### Brief:
Pick out each line of the records in which the word "icon" appears.

### Exercise data:
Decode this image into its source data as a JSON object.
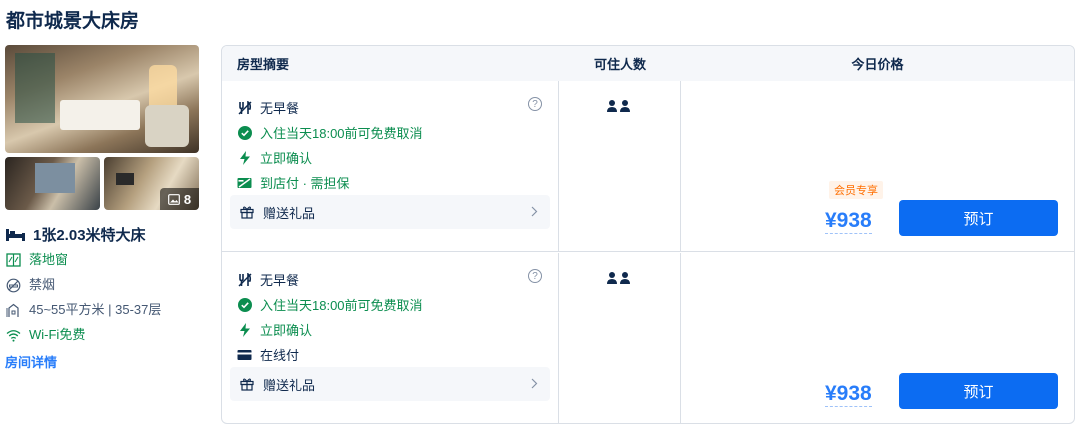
{
  "room": {
    "title": "都市城景大床房",
    "photo_count": "8",
    "bed": "1张2.03米特大床",
    "features": [
      {
        "icon": "window-icon",
        "label": "落地窗"
      },
      {
        "icon": "no-smoking-icon",
        "label": "禁烟"
      },
      {
        "icon": "area-icon",
        "label": "45~55平方米 | 35-37层"
      },
      {
        "icon": "wifi-icon",
        "label": "Wi-Fi免费"
      }
    ],
    "details_link": "房间详情"
  },
  "table": {
    "headers": [
      "房型摘要",
      "可住人数",
      "今日价格"
    ],
    "rows": [
      {
        "policies": [
          "无早餐",
          "入住当天18:00前可免费取消",
          "立即确认",
          "到店付 · 需担保"
        ],
        "gift": "赠送礼品",
        "member_badge": "会员专享",
        "price": "¥938",
        "book": "预订"
      },
      {
        "policies": [
          "无早餐",
          "入住当天18:00前可免费取消",
          "立即确认",
          "在线付"
        ],
        "gift": "赠送礼品",
        "price": "¥938",
        "book": "预订"
      }
    ]
  },
  "colors": {
    "accent": "#0c6cf2",
    "price": "#287dfa",
    "green": "#0b8d4f",
    "member": "#ff6f00"
  }
}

### Exercise response:
        "icon": "window-icon",
        "icon": "no-smoking-icon",
        "icon": "area-icon",
        "icon": "wifi-icon",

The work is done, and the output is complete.